Play 2.6 final was recently released and it includes a ton of awesome new features. Some of the most exciting features include: replacing Netty with Akka HTTP Server as the default backend as well as shipping with experimental HTTP/2 support (finally!). From a security perspective, Play 2.6 introduces new features and settings you want to take advantage of. Read more...
Published on September 27, 2017 by Ryan Reid
In this post, I'll discuss my recent adventure regarding my first InfoSec con presentation. Hopefully, you'll find the tips littered throughout this blog helpful as you prepare to present for your first time. Read more...
Published on August 10, 2017 by Jonn Callahan
Published on August 8, 2017 by Rich Grimes
While in the process of migrating our ASP.NET on-demand training course to ASP.NET Core, I noticed ASP.NET Core 1.0 did not include a similar feature to ASP.NET’s Request Validation.
Given that ASP.NET Core has some significant changes from ASP.NET, it doesn’t surprise me to find a feature missing. As ASP.NET Core is supposed to be the leaner cross-platform version, namespaces, classes, and features are going to change. However, what concerns me, is on a routine basis we perform security assessments on ASP.NET applications where the only protection against Cross-Site Scripting (XSS) is the Request Validation feature.
So, this got me thinking. Will developers know Request Validation is missing? How many ASP.NET projects will be migrated with the assumption that Request Validation is present? Why hasn’t Microsoft made this change more obvious? How do we get the word out?
Published on August 3, 2017 by Amy McElroy and Clea Ostendorf
This year marks my third working in Business Development at nVisium, and until now, I'd strategically avoided the infamous Black Hat and DEF CON industry conferences. Like many first-time DEF CON attendees, I really had no idea what to expect.
Published on July 18, 2017 by Stefan Edwards
I was in a car accident the last year, and was talking with our CEO Jack after the fact. He asked if the air bags had deployed, which I said they didn't (in fact, if they had, I probably wouldn't have been injured). Jack responded with:

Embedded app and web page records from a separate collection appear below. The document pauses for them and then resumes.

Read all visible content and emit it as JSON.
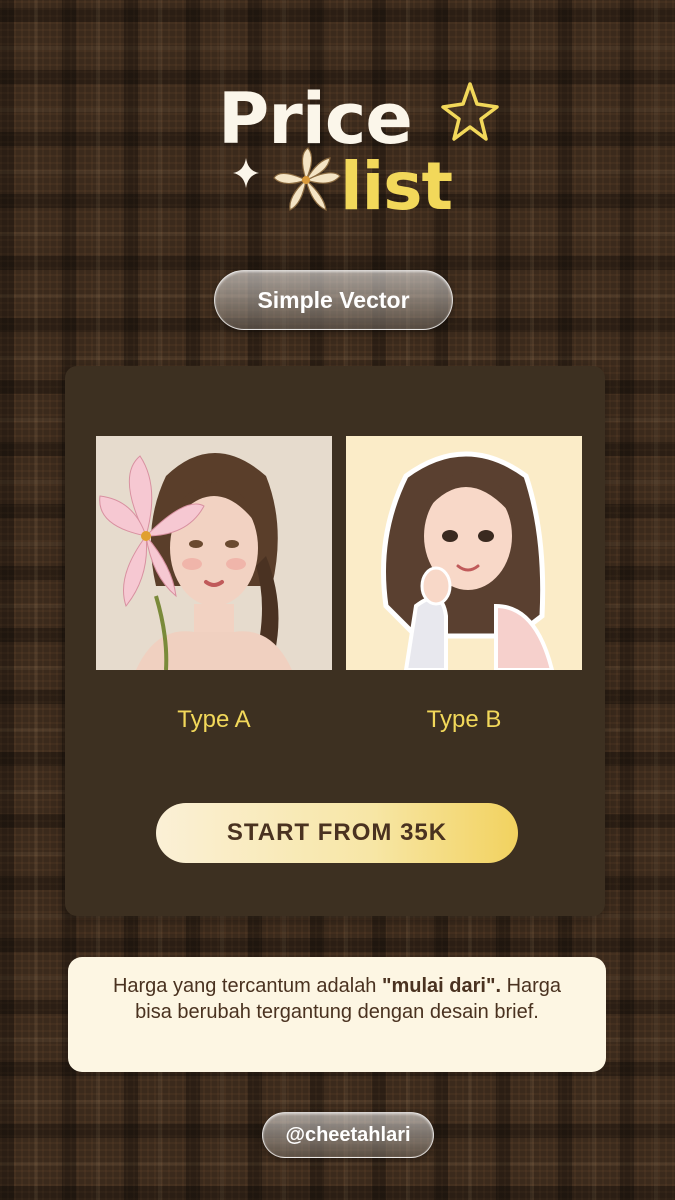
{
  "header": {
    "title_line1": "Price",
    "title_line2": "list",
    "category": "Simple Vector"
  },
  "card": {
    "samples": [
      {
        "label": "Type A"
      },
      {
        "label": "Type B"
      }
    ],
    "cta": "START FROM 35K"
  },
  "note": {
    "prefix": "Harga yang tercantum adalah ",
    "emphasis": "\"mulai dari\".",
    "rest": "Harga bisa berubah tergantung dengan desain brief."
  },
  "footer": {
    "handle": "@cheetahlari"
  },
  "colors": {
    "background": "#3b2a1c",
    "card": "#3d3021",
    "accent_yellow": "#f2d85a",
    "cream": "#fdf6e3",
    "text_brown": "#4a3220"
  },
  "icons": [
    "sparkle-star-icon",
    "small-sparkle-icon",
    "lily-flower-icon"
  ]
}
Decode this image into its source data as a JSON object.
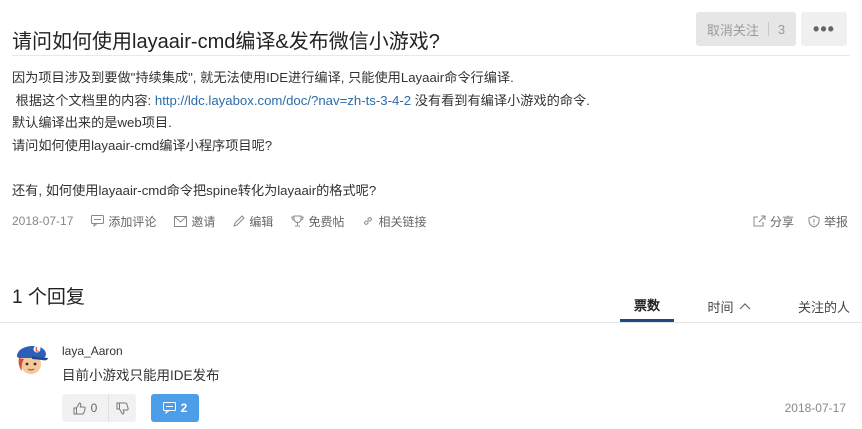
{
  "question": {
    "title": "请问如何使用layaair-cmd编译&发布微信小游戏?",
    "unfollow_label": "取消关注",
    "follow_count": "3",
    "more_label": "•••",
    "body_lines": [
      "因为项目涉及到要做\"持续集成\", 就无法使用IDE进行编译, 只能使用Layaair命令行编译.",
      "",
      "默认编译出来的是web项目.",
      "请问如何使用layaair-cmd编译小程序项目呢?",
      "",
      "还有, 如何使用layaair-cmd命令把spine转化为layaair的格式呢?"
    ],
    "doc_line_prefix": " 根据这个文档里的内容: ",
    "doc_link": "http://ldc.layabox.com/doc/?nav=zh-ts-3-4-2",
    "doc_line_suffix": " 没有看到有编译小游戏的命令.",
    "date": "2018-07-17",
    "actions": {
      "add_comment": "添加评论",
      "invite": "邀请",
      "edit": "编辑",
      "free_post": "免费帖",
      "related_links": "相关链接",
      "share": "分享",
      "report": "举报"
    }
  },
  "answers_header": {
    "count_label": "1 个回复",
    "sort_tabs": [
      "票数",
      "时间",
      "关注的人"
    ],
    "active_tab": "票数"
  },
  "answer": {
    "username": "laya_Aaron",
    "text": "目前小游戏只能用IDE发布",
    "upvotes": "0",
    "comments": "2",
    "date": "2018-07-17"
  },
  "colors": {
    "link": "#2d6ca8",
    "comment_button": "#4d9ee8",
    "active_tab_underline": "#1a4b7e"
  }
}
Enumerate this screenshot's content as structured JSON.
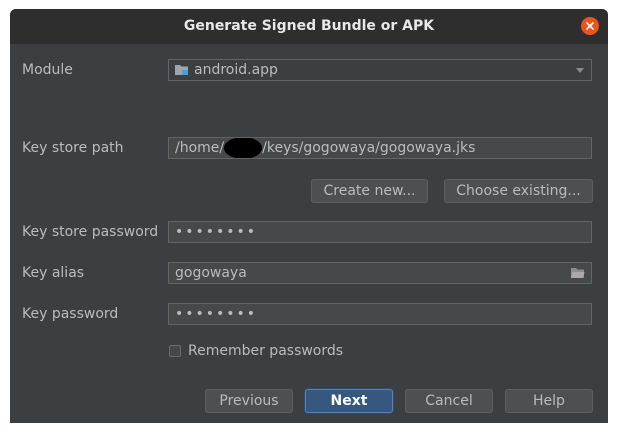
{
  "dialog": {
    "title": "Generate Signed Bundle or APK"
  },
  "form": {
    "module_label": "Module",
    "module_value": "android.app",
    "keystore_path_label": "Key store path",
    "keystore_path_prefix": "/home/",
    "keystore_path_suffix": "/keys/gogowaya/gogowaya.jks",
    "create_new_label": "Create new...",
    "choose_existing_label": "Choose existing...",
    "keystore_password_label": "Key store password",
    "keystore_password_value": "••••••••",
    "key_alias_label": "Key alias",
    "key_alias_value": "gogowaya",
    "key_password_label": "Key password",
    "key_password_value": "••••••••",
    "remember_label": "Remember passwords",
    "remember_checked": false
  },
  "buttons": {
    "previous": "Previous",
    "next": "Next",
    "cancel": "Cancel",
    "help": "Help"
  },
  "icons": {
    "close": "close-icon",
    "module": "module-folder-icon",
    "browse": "folder-icon",
    "dropdown": "chevron-down-icon"
  },
  "colors": {
    "background": "#3c3f41",
    "titlebar": "#2e2e2e",
    "close": "#e9541f",
    "default_button": "#365880"
  }
}
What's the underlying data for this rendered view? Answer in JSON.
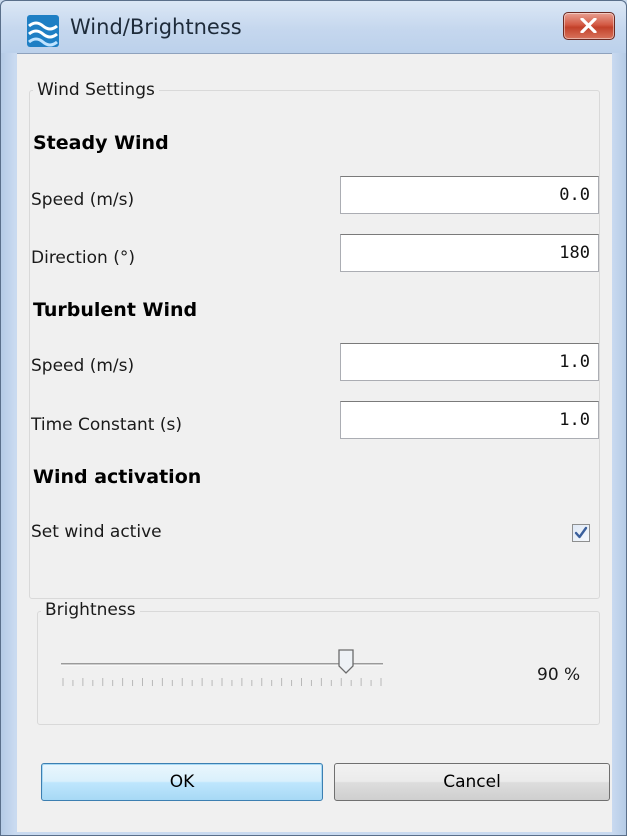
{
  "window": {
    "title": "Wind/Brightness",
    "icon": "wind-waves-icon",
    "close_icon": "close-x-icon",
    "accent_color": "#c9d9ec",
    "close_color": "#c7452e"
  },
  "wind_settings": {
    "group_title": "Wind Settings",
    "steady": {
      "heading": "Steady Wind",
      "speed_label": "Speed (m/s)",
      "speed_value": "0.0",
      "direction_label": "Direction (°)",
      "direction_value": "180"
    },
    "turbulent": {
      "heading": "Turbulent Wind",
      "speed_label": "Speed (m/s)",
      "speed_value": "1.0",
      "time_constant_label": "Time Constant (s)",
      "time_constant_value": "1.0"
    },
    "activation": {
      "heading": "Wind activation",
      "active_label": "Set wind active",
      "active_checked": true
    }
  },
  "brightness": {
    "group_title": "Brightness",
    "value": 0.9,
    "value_text": "90 %"
  },
  "buttons": {
    "ok_label": "OK",
    "cancel_label": "Cancel"
  }
}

That's the thing with air bags, you assume they work and they'll save your life until they don't.
Now, being the jerk that I am, I responded:
Basically like all security controls?